The Great Western Main Line (GWML) is a main line railway in England that runs westwards from London Paddington to Bristol Temple Meads. It connects to other main lines such as those from Reading to Penzance and Swindon to Swansea.

Where do trains from Paddington go to?

Destinations from Paddington station Paddington Station also provides the main train services from London to South Wales and South-west England to places like Cardiff, Bristol, Exeter, Plymouth and Swansea.

When did First Great Western become GWR?

First Great Western

Franchise(s): Great Western 1998 – 31 March 2006 Greater Western 1 April 2006 – 31 March 2023
Main region(s): London, South East England, South Wales, South West England
Other region(s): West Midlands

Where does the Great Western Railway start and end?

The first 221⁄2 miles (36 km) of line, from Paddington station in London to Maidenhead Bridge station, opened on 4 June 1838.

Where does Great Western Railway cover?

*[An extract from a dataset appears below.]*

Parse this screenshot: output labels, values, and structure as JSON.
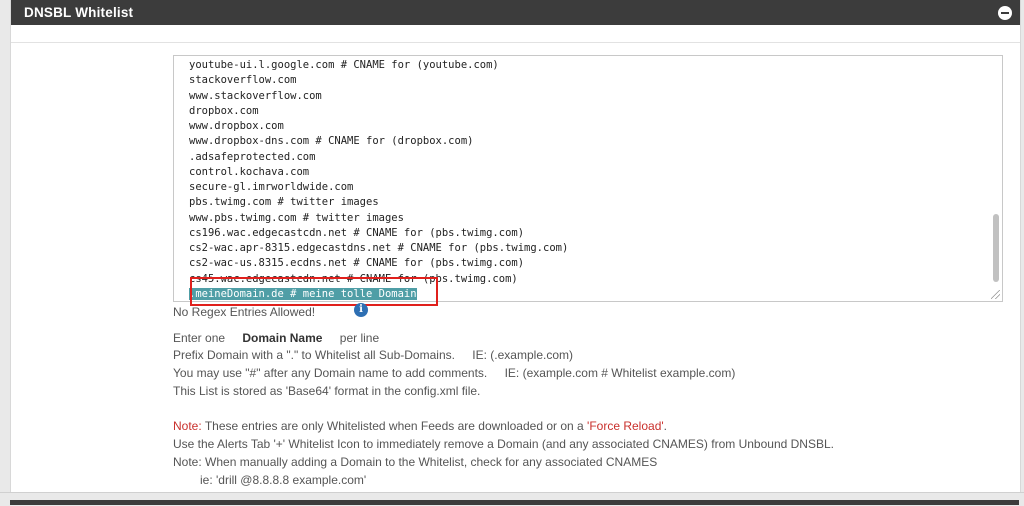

Great Western Railway is the primary train operator in Devon, Cornwall, Somerset, Bristol, Berkshire, Wiltshire, Gloucestershire, and Oxfordshire.

What stations are on the Great Western Railway?

Pages in category “Railway stations served by Great Western Railway”

  • Aldermaston railway station.
  • Appleford railway station.
  • Ascott-under-Wychwood railway station.
  • Ash railway station.
  • Ashchurch for Tewkesbury railway station.
  • Avoncliff railway station.
  • Avonmouth railway station.

Which area does Paddington Station serve?

The station is in London fare zone 1. In addition to the Underground stations at Paddington, Lancaster Gate station on the Central line is a short walk away to the south. A little further to the south lie the conjoined parks of Hyde Park and Kensington Gardens.

When did the Great Western Railway end?

GWR arrived in Oxford in 1844, with the opening of the original Grandpoint station. Three proposals were submitted from 1837 to 1842 before construction finally began. A new site was opened in 1852 with the original finally closing in 1872 after operating as a goods station.

When did Brunel finish the Great Western Railway?

The following year, excavations for Box Tunnel began. The first 22 mile section of the Great Western Railway was ready for service on 4 June 1838 and the line continued to open in stages over the three years that followed.

Can you use Oyster card on Great Western Railway?

Contactless pay as you go can now be used on both GWR and TfL Rail services between Reading and London Paddington. Now there’s no need to top up or queue for tickets at the station.

Where is the western route of the Great Western Railway?

Our Western route stretches from London Paddington to Penzance, through Bristol and up to the boundaries with Wales, the Cotswolds and Hampshire We operate, maintain and are renewing more than 2,000 miles of railway, including the historic Great Western Main Line, conceived by Isambard Kingdom Brunel.

Where are the diversionary routes on the Great Western Main Line?

A junction west of Swindon allows trains to reach Bristol by an alternative route along the South Wales Main Line. Other diversionary routes exist between Chippenham and Bath via the Wessex Main Line, although this involves a reversal at Bradford Junction; and from Reading to Bath via the Berks and Hants Line .

Where are the First Great Western parkways located?

Manorbier Lamphey albot ParkwayBridgend Neath Weston-super-Mare Severn Beach Bristol Parkway Yate Cam & Dursley Freshford Avoncliff Bradford-on-Avon Trowbridge Melksham Chippenham Bedwyn Hungerford Kintbury Newbury Kemble Stroud Stonehouse Pewsey Newbury Racecourse Thatcham Midgham Aldermaston Theale Didcot Parkway Marlow Henley- on-Thames Twyford

When did the Great Western Railway reach Birmingham?

The GWR extended into the West Midlands in competition with the Midland and the London and North Western Railway. Birmingham was reached through Oxford in 1852 and Wolverhampton in 1854. This was the furthest north that the broad gauge reached.